In the process of review of the manuscript, a report appeared suggesting that the increase in mitochondrial ROS induced by elevated glucose levels may contribute to many of the pathological changes observed in diabetes (29). In particular, elevated mitochondrial ROS appeared to contribute to glucose-stimulated activation of protein kinase C, sorbitol accumulation, and the activation of NF-κB. Inhibition of each of these pathways appears in previous animal studies to provide benefits from some of the complications of diabetes. Given these recent results as well as the data presented here, it is tempting to speculate that the homeostatic regulation provided by mitochondrial oxidants may be perturbed in certain disease states such as diabetes. Under these conditions the normal negative feedback provided by mitochondrial oxidants may not be present or as robust. In this setting, high levels of metabolic substrate such as glucose or pyruvate would not be appropriately channeled into glycogen. Consistent with this notion, glycogen synthesis activity is known to be impaired in type II diabetics (18). Direct scavenging of mitochondrial oxidants or augmenting the activation of JNK1 may therefore be one strategy to prevent these perturbations. In this regard, the compound RO 31-8220 has been recently shown to activate JNK and increase cellular glycogen synthase activity (34). Interestingly, preliminary evidence suggests that in vivo administration of this compound appears to reverse some of the metabolic abnormalities seen in the type II diabetic Goto-Kakizaki rats (34).
A growing body of literature suggests that oxidants function as signaling molecules (14, 23, 32). Many ligands appear to stimulate cytosolic oxidant production, and this ligand-activated change in oxidant production appears to affect a variety of downstream pathways.
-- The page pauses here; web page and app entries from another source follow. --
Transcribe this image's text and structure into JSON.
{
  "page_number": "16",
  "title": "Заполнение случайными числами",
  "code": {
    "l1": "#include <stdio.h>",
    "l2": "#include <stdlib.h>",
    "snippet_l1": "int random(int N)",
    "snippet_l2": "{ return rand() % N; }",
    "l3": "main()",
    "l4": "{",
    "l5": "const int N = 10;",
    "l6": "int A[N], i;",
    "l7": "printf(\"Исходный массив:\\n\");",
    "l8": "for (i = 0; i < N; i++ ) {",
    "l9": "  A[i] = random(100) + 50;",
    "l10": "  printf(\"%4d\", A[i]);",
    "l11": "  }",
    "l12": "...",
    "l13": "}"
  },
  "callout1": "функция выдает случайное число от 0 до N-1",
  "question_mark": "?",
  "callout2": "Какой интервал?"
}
In contrast to the growing appreciation that oxidants generated in the cytosol contribute to signaling pathways, the continuous release of mitochondrial oxidants has been generally regarded solely as a deleterious byproduct of aerobic metabolism. Nonetheless, oxidants are also employed as signaling molecules in plants (2), suggesting that this represents an evolutionarily conserved method of signal transduction. The ancient incorporation of mitochondria into eukaryotic cells undoubtably required that the cell cytosol coordinate metabolite flow and metabolic rates with these newly acquired energy-producing organelles. Our results suggest that one means by which the mitochondria and the cytoplasm communicate is by the release of the small diffusible molecule hydrogen peroxide.